(EXTRACTED INFORMATION):

——

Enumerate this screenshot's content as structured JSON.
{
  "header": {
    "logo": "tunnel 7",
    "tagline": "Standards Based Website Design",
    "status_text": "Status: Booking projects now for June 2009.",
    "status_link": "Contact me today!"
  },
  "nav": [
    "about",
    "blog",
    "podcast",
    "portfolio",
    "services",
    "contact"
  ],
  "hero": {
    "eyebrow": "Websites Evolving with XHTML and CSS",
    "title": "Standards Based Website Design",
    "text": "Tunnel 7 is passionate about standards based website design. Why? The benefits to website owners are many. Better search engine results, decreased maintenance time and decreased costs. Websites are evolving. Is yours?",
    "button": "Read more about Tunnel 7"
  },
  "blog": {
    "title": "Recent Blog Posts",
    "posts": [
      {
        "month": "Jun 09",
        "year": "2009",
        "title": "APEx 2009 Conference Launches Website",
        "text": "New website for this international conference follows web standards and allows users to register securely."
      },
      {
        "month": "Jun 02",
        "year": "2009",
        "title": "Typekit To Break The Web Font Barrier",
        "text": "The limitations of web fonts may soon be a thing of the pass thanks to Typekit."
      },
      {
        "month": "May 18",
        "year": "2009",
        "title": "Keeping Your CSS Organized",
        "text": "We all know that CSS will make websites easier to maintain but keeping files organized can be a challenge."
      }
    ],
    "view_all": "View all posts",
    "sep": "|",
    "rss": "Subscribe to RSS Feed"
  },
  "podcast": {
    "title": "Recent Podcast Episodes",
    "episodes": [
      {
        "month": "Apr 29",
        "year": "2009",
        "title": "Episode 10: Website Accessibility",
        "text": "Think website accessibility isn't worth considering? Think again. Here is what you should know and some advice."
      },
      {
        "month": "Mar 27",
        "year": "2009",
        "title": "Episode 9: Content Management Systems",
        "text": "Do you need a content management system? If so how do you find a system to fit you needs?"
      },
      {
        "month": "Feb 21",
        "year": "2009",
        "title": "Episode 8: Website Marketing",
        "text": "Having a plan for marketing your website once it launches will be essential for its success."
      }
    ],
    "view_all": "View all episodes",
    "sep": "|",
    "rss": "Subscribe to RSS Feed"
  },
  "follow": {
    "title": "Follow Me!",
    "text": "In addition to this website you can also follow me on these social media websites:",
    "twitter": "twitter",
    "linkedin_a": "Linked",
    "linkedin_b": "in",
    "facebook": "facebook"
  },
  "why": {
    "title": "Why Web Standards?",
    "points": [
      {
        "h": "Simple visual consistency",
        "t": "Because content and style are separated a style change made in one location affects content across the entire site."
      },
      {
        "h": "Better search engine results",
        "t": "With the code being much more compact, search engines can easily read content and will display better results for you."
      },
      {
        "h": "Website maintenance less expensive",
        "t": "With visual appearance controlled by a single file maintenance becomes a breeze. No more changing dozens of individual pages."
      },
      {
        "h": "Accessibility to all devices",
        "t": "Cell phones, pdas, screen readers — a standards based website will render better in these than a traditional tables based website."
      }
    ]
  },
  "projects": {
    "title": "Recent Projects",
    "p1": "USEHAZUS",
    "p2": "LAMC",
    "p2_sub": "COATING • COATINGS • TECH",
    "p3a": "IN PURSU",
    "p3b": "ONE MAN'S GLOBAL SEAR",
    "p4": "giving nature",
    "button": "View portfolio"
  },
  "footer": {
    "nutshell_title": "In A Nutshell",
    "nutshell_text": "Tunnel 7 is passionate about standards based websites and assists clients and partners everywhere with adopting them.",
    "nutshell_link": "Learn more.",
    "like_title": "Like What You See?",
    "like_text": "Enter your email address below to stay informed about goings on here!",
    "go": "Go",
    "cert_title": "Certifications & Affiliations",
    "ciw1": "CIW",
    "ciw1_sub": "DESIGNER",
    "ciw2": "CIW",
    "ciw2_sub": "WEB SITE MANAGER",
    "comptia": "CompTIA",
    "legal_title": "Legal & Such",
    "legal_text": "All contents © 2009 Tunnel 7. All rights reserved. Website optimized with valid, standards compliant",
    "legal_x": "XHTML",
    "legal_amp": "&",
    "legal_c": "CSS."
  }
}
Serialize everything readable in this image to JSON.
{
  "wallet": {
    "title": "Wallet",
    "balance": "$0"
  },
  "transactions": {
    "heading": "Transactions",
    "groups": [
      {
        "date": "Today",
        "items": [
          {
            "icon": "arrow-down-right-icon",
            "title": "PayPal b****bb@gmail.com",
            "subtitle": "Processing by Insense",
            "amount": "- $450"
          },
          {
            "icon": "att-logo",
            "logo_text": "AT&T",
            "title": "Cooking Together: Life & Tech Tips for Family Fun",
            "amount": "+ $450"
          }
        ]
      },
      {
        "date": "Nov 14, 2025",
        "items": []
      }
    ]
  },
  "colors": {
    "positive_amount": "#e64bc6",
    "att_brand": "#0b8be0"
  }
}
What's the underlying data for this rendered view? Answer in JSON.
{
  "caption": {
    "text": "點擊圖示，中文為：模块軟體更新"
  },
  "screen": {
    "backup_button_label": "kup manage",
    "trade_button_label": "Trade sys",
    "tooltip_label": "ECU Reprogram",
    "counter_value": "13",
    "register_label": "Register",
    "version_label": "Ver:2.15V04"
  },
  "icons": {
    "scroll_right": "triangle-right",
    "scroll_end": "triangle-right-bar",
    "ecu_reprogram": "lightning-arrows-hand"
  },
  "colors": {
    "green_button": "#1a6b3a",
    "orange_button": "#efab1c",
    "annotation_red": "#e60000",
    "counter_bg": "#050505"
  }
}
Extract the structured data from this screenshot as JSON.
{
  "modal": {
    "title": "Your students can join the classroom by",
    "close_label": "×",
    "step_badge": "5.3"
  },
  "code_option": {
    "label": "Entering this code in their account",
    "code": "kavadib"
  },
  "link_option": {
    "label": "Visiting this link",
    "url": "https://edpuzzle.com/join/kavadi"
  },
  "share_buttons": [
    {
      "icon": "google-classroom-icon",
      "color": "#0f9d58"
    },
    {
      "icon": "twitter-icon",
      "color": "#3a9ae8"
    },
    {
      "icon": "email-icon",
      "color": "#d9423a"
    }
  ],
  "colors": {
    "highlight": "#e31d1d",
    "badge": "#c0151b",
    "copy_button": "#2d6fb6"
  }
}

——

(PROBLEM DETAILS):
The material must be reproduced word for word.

(ANSWER FOR THE TASK):
Enumerate this screenshot's content as structured JSON.
{
  "header": {
    "logo": "tunnel 7",
    "tagline": "Standards Based Website Design",
    "status_text": "Status: Booking projects now for June 2009.",
    "status_link": "Contact me today!"
  },
  "nav": [
    "about",
    "blog",
    "podcast",
    "portfolio",
    "services",
    "contact"
  ],
  "hero": {
    "eyebrow": "Websites Evolving with XHTML and CSS",
    "title": "Standards Based Website Design",
    "text": "Tunnel 7 is passionate about standards based website design. Why? The benefits to website owners are many. Better search engine results, decreased maintenance time and decreased costs. Websites are evolving. Is yours?",
    "button": "Read more about Tunnel 7"
  },
  "blog": {
    "title": "Recent Blog Posts",
    "posts": [
      {
        "month": "Jun 09",
        "year": "2009",
        "title": "APEx 2009 Conference Launches Website",
        "text": "New website for this international conference follows web standards and allows users to register securely."
      },
      {
        "month": "Jun 02",
        "year": "2009",
        "title": "Typekit To Break The Web Font Barrier",
        "text": "The limitations of web fonts may soon be a thing of the pass thanks to Typekit."
      },
      {
        "month": "May 18",
        "year": "2009",
        "title": "Keeping Your CSS Organized",
        "text": "We all know that CSS will make websites easier to maintain but keeping files organized can be a challenge."
      }
    ],
    "view_all": "View all posts",
    "sep": "|",
    "rss": "Subscribe to RSS Feed"
  },
  "podcast": {
    "title": "Recent Podcast Episodes",
    "episodes": [
      {
        "month": "Apr 29",
        "year": "2009",
        "title": "Episode 10: Website Accessibility",
        "text": "Think website accessibility isn't worth considering? Think again. Here is what you should know and some advice."
      },
      {
        "month": "Mar 27",
        "year": "2009",
        "title": "Episode 9: Content Management Systems",
        "text": "Do you need a content management system? If so how do you find a system to fit you needs?"
      },
      {
        "month": "Feb 21",
        "year": "2009",
        "title": "Episode 8: Website Marketing",
        "text": "Having a plan for marketing your website once it launches will be essential for its success."
      }
    ],
    "view_all": "View all episodes",
    "sep": "|",
    "rss": "Subscribe to RSS Feed"
  },
  "follow": {
    "title": "Follow Me!",
    "text": "In addition to this website you can also follow me on these social media websites:",
    "twitter": "twitter",
    "linkedin_a": "Linked",
    "linkedin_b": "in",
    "facebook": "facebook"
  },
  "why": {
    "title": "Why Web Standards?",
    "points": [
      {
        "h": "Simple visual consistency",
        "t": "Because content and style are separated a style change made in one location affects content across the entire site."
      },
      {
        "h": "Better search engine results",
        "t": "With the code being much more compact, search engines can easily read content and will display better results for you."
      },
      {
        "h": "Website maintenance less expensive",
        "t": "With visual appearance controlled by a single file maintenance becomes a breeze. No more changing dozens of individual pages."
      },
      {
        "h": "Accessibility to all devices",
        "t": "Cell phones, pdas, screen readers — a standards based website will render better in these than a traditional tables based website."
      }
    ]
  },
  "projects": {
    "title": "Recent Projects",
    "p1": "USEHAZUS",
    "p2": "LAMC",
    "p2_sub": "COATING • COATINGS • TECH",
    "p3a": "IN PURSU",
    "p3b": "ONE MAN'S GLOBAL SEAR",
    "p4": "giving nature",
    "button": "View portfolio"
  },
  "footer": {
    "nutshell_title": "In A Nutshell",
    "nutshell_text": "Tunnel 7 is passionate about standards based websites and assists clients and partners everywhere with adopting them.",
    "nutshell_link": "Learn more.",
    "like_title": "Like What You See?",
    "like_text": "Enter your email address below to stay informed about goings on here!",
    "go": "Go",
    "cert_title": "Certifications & Affiliations",
    "ciw1": "CIW",
    "ciw1_sub": "DESIGNER",
    "ciw2": "CIW",
    "ciw2_sub": "WEB SITE MANAGER",
    "comptia": "CompTIA",
    "legal_title": "Legal & Such",
    "legal_text": "All contents © 2009 Tunnel 7. All rights reserved. Website optimized with valid, standards compliant",
    "legal_x": "XHTML",
    "legal_amp": "&",
    "legal_c": "CSS."
  }
}
Serialize everything readable in this image to JSON.
{
  "wallet": {
    "title": "Wallet",
    "balance": "$0"
  },
  "transactions": {
    "heading": "Transactions",
    "groups": [
      {
        "date": "Today",
        "items": [
          {
            "icon": "arrow-down-right-icon",
            "title": "PayPal b****bb@gmail.com",
            "subtitle": "Processing by Insense",
            "amount": "- $450"
          },
          {
            "icon": "att-logo",
            "logo_text": "AT&T",
            "title": "Cooking Together: Life & Tech Tips for Family Fun",
            "amount": "+ $450"
          }
        ]
      },
      {
        "date": "Nov 14, 2025",
        "items": []
      }
    ]
  },
  "colors": {
    "positive_amount": "#e64bc6",
    "att_brand": "#0b8be0"
  }
}
What's the underlying data for this rendered view? Answer in JSON.
{
  "caption": {
    "text": "點擊圖示，中文為：模块軟體更新"
  },
  "screen": {
    "backup_button_label": "kup manage",
    "trade_button_label": "Trade sys",
    "tooltip_label": "ECU Reprogram",
    "counter_value": "13",
    "register_label": "Register",
    "version_label": "Ver:2.15V04"
  },
  "icons": {
    "scroll_right": "triangle-right",
    "scroll_end": "triangle-right-bar",
    "ecu_reprogram": "lightning-arrows-hand"
  },
  "colors": {
    "green_button": "#1a6b3a",
    "orange_button": "#efab1c",
    "annotation_red": "#e60000",
    "counter_bg": "#050505"
  }
}
Extract the structured data from this screenshot as JSON.
{
  "modal": {
    "title": "Your students can join the classroom by",
    "close_label": "×",
    "step_badge": "5.3"
  },
  "code_option": {
    "label": "Entering this code in their account",
    "code": "kavadib"
  },
  "link_option": {
    "label": "Visiting this link",
    "url": "https://edpuzzle.com/join/kavadi"
  },
  "share_buttons": [
    {
      "icon": "google-classroom-icon",
      "color": "#0f9d58"
    },
    {
      "icon": "twitter-icon",
      "color": "#3a9ae8"
    },
    {
      "icon": "email-icon",
      "color": "#d9423a"
    }
  ],
  "colors": {
    "highlight": "#e31d1d",
    "badge": "#c0151b",
    "copy_button": "#2d6fb6"
  }
}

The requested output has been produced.